In baseball statistics, you’ll often hear the phrase: “small sample size” thrown around early in the season. Most teams in baseball have played about 15 games so far — give or take a game. 15 played games results in 9.2% of your total baseball season. At this point, if you’re a full-time position player you’ve probably accrued about 50-ish PA’s on the season. The point is that in an early season small sample size like 50 PA’s an 0-4 day can (or think of it this way, nearly 10% of your total seasonal PA’s to this point) can put a significant dent in your numbers. On the flip-side, a 4-4 day can boost things considerably.
For example, look no further than Edgar Renteria. In his non-super high BABIP years, he’s been about a +2 win player — ie: entirely serviceable and worthy of a major league roster spot. But, to start this season Renteria has largely struggled. Heading into April 21st, he was hitting a Bockcockian line of : .200/.289/.250. That’s pretty ugly no matter how you slice it. But he compiled those numbers in a scant 45 plate appearances. That’s a drop in the bucket when compared to an entire season’s worth of PA’s. Then, on the night of April 21st, Renteria went 3-4 with a grand slam and 5 RBI’s. His line then went to: .250/.327/.364 in just one night. That’s an OPS increase of nearly 130 points between two games.
That’s why it’s not a good idea to put too much stock (ie: Zito’s finally figured things out! or Fred Lewis’ mighty .500+ OBP is here to stay!) in early season performances. They are very volatile and subject to some pretty big swings. It’s not to say that a player’s first 50 PA’s (or 30 IP if you’re a starter) don’t mean anything. They do mean something — but they probably don’t mean as much as most would like.
With that out of the way, I thought it would be interesting to post some early season Small Sample Size All-Stars or SSSAS by FanGraph’s Win Values.
This All-Star team has some pretty good talent on it. But, there are a couple of SSS guys on here.

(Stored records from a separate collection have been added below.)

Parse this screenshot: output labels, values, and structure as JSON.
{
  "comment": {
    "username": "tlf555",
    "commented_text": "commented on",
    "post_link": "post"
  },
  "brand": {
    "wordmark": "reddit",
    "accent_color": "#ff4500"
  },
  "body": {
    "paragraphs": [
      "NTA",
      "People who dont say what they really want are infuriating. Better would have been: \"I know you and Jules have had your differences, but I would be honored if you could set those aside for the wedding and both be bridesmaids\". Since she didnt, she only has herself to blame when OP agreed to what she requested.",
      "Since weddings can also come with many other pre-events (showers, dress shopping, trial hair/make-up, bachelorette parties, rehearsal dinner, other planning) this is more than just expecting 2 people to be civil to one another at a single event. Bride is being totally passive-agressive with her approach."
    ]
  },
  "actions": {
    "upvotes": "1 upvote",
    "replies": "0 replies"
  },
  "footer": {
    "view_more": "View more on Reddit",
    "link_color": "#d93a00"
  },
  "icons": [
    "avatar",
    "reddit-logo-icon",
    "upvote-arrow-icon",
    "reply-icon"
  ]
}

I think most would be shocked to learn that Marco Scutaro is the best SS in baseball right now. His line of: .262/.410/.525 is no doubt impressive but it far exceeds anything else he’s done in his career in over 2,400 PA’s. Marco has put together that line in just 78 PA’s or about 11.1% of a full season of play for a position player. Or, to think of it another way, he’s got nearly 90% left of his season to hit, field, and run the bases.
Raul Ibanez is a very good hitter, but his terrible fielding — he’s been anywhere from -5 runs to -20 runs in LF over the last three years with no signs of improvement — has brought down his total win values to +2-2.5 over the last three seasons. In just 57 PA’s to start the season, Ibanez has already put up +1 win of value. In large part because his terrible fielding hasn’t caught up to him yet — he’s playing an average LF right now. If you extrapolated his early season +1 win total to a full season of play, he’d end up as a +12 win player. That’s not going to happen.

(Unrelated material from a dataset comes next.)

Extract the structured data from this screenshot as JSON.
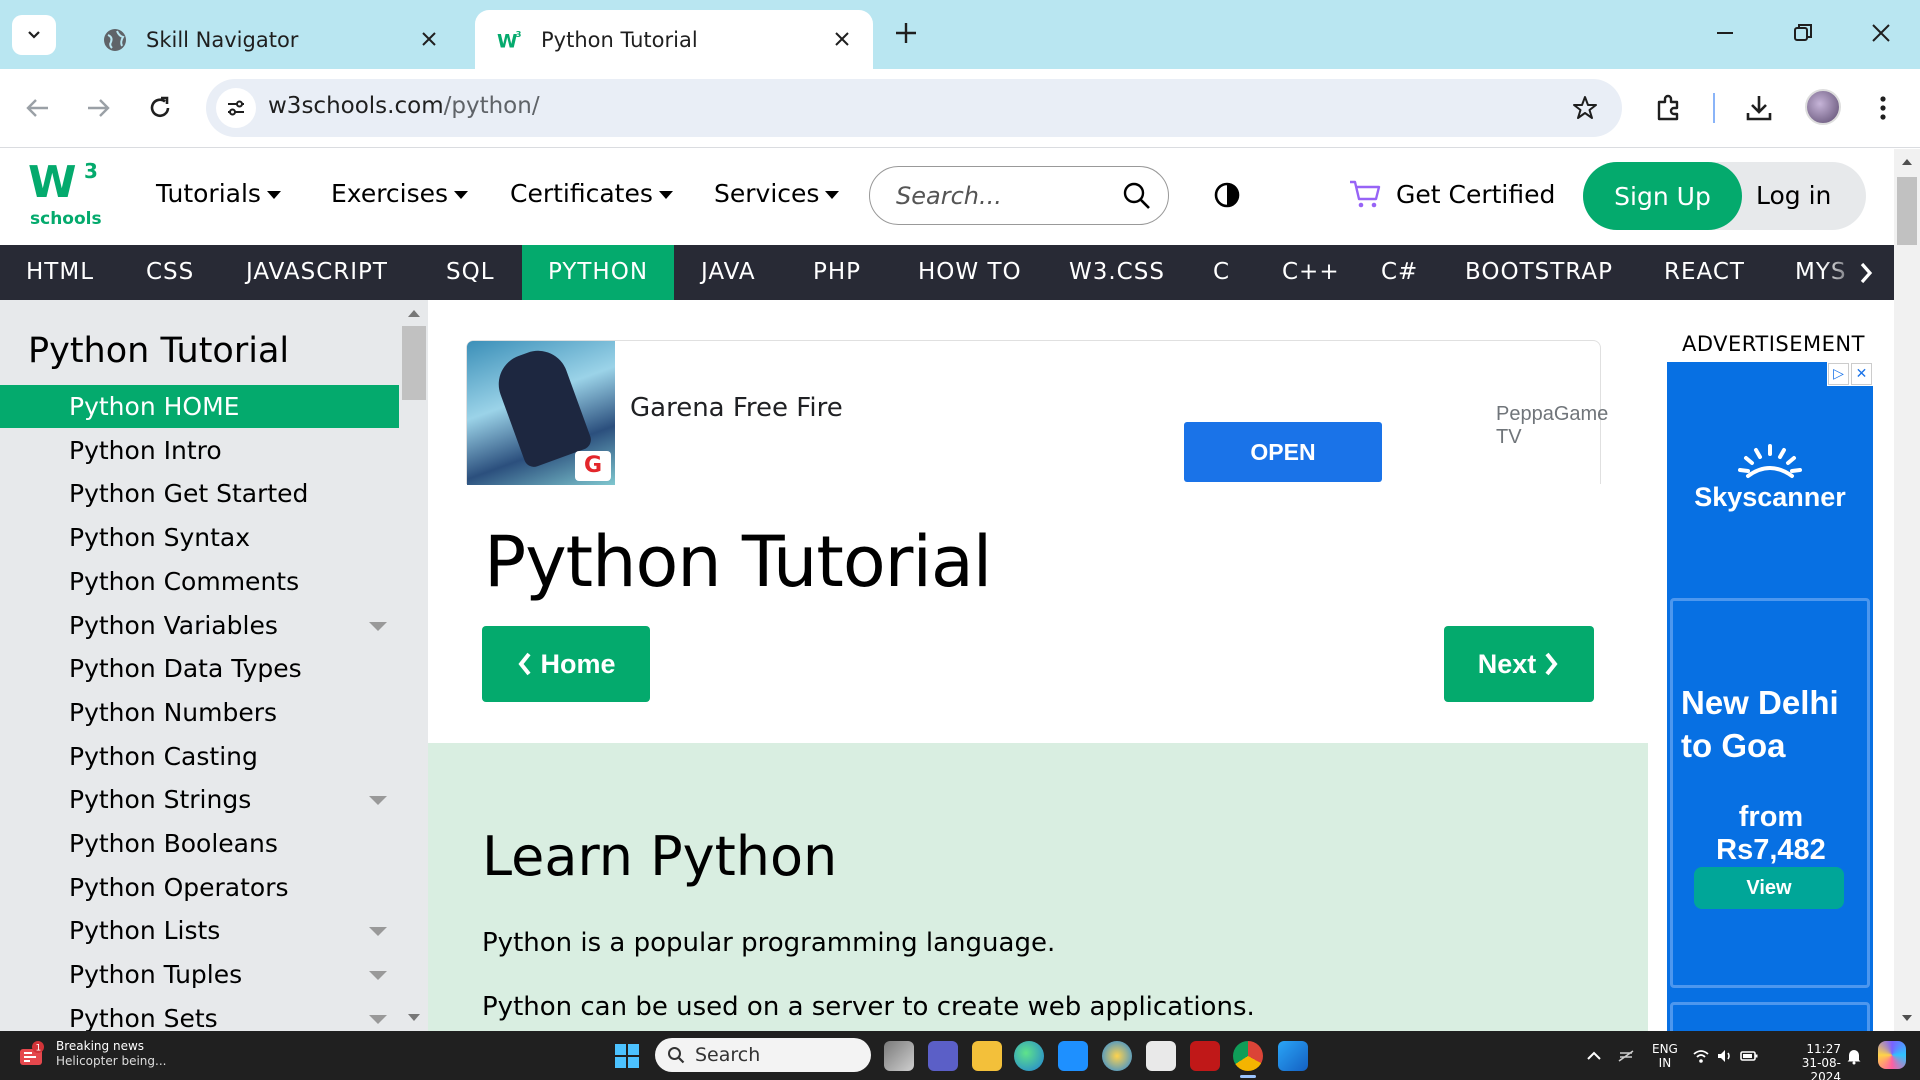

On the other side, here’s the list of position players by lowest WAR and position.
I’m cheating a little here to make my point. Jimmy Rollins isn’t the worst SS in all of baseball, but he’s in the top three. Some of the names on this list are legitimately bad players. Cody Ransom probably is a AAAA-type at this point. The jury is out on Felix Pie — but his defense should save him to an extent. But, Conor Jackson is coming off a +3 win season and Brian Giles has aged quite well as a player. Sure, he could be on his way out this year, but there’s no way of knowing this early in the season.
I’ll spin this back to a Giants context. For the first month or so of the season, try to relax when you’re considering player performances. There’s definitely good signs to look for (and historic context matters, too) but I’ve seen more than one Internet posting about how Tim Lincecum is broken after just two disappointing starts or how Edgar Renteria is the worst signing ever. Just be calm, relax, and things will work themselves out.
Though, it’s OK to think Eugenio Velez is pretty bad.